■ Data for review
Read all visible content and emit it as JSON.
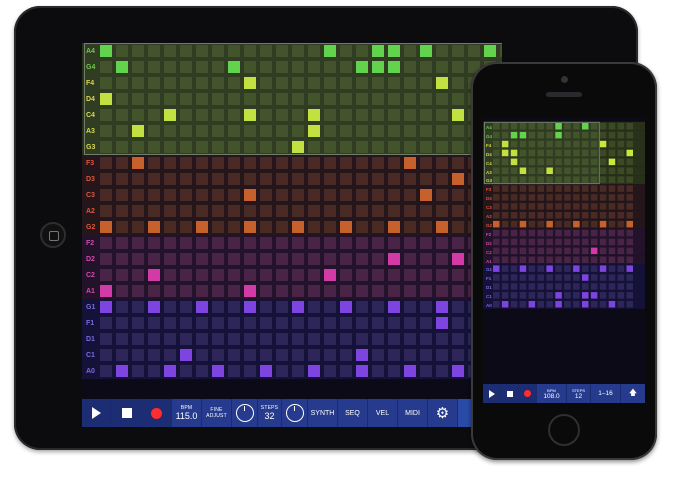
{
  "ipad": {
    "row_labels": [
      "A4",
      "G4",
      "F4",
      "D4",
      "C4",
      "A3",
      "G3",
      "F3",
      "D3",
      "C3",
      "A2",
      "G2",
      "F2",
      "D2",
      "C2",
      "A1",
      "G1",
      "F1",
      "D1",
      "C1",
      "A0"
    ],
    "transport": {
      "play_icon": "play-icon",
      "stop_icon": "stop-icon",
      "record_icon": "record-icon"
    },
    "bpm": {
      "label": "BPM",
      "value": "115.0"
    },
    "fine": {
      "line1": "FINE",
      "line2": "ADJUST"
    },
    "steps": {
      "label": "STEPS",
      "value": "32"
    },
    "tabs": [
      "SYNTH",
      "SEQ",
      "VEL",
      "MIDI"
    ],
    "settings_icon": "gear-icon"
  },
  "iphone": {
    "row_labels": [
      "A4",
      "G4",
      "F4",
      "D4",
      "C4",
      "A3",
      "G3",
      "F3",
      "D3",
      "C3",
      "A2",
      "G2",
      "F2",
      "D2",
      "C2",
      "A1",
      "G1",
      "F1",
      "D1",
      "C1",
      "A0"
    ],
    "bpm": {
      "label": "BPM",
      "value": "108.0"
    },
    "steps": {
      "label": "STEPS",
      "value": "12"
    },
    "page": "1–16",
    "up_icon": "arrow-up-icon"
  },
  "colors": {
    "green": "#7fd43a",
    "yellow": "#d8e83c",
    "orange": "#d2652c",
    "magenta": "#c8379e",
    "violet": "#7b3fd8",
    "toolbar": "#263b8e"
  }
}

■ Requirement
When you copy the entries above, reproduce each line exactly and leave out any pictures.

■ Response to this exercise
Read all visible content and emit it as JSON.
{
  "ipad": {
    "row_labels": [
      "A4",
      "G4",
      "F4",
      "D4",
      "C4",
      "A3",
      "G3",
      "F3",
      "D3",
      "C3",
      "A2",
      "G2",
      "F2",
      "D2",
      "C2",
      "A1",
      "G1",
      "F1",
      "D1",
      "C1",
      "A0"
    ],
    "transport": {
      "play_icon": "play-icon",
      "stop_icon": "stop-icon",
      "record_icon": "record-icon"
    },
    "bpm": {
      "label": "BPM",
      "value": "115.0"
    },
    "fine": {
      "line1": "FINE",
      "line2": "ADJUST"
    },
    "steps": {
      "label": "STEPS",
      "value": "32"
    },
    "tabs": [
      "SYNTH",
      "SEQ",
      "VEL",
      "MIDI"
    ],
    "settings_icon": "gear-icon"
  },
  "iphone": {
    "row_labels": [
      "A4",
      "G4",
      "F4",
      "D4",
      "C4",
      "A3",
      "G3",
      "F3",
      "D3",
      "C3",
      "A2",
      "G2",
      "F2",
      "D2",
      "C2",
      "A1",
      "G1",
      "F1",
      "D1",
      "C1",
      "A0"
    ],
    "bpm": {
      "label": "BPM",
      "value": "108.0"
    },
    "steps": {
      "label": "STEPS",
      "value": "12"
    },
    "page": "1–16",
    "up_icon": "arrow-up-icon"
  },
  "colors": {
    "green": "#7fd43a",
    "yellow": "#d8e83c",
    "orange": "#d2652c",
    "magenta": "#c8379e",
    "violet": "#7b3fd8",
    "toolbar": "#263b8e"
  }
}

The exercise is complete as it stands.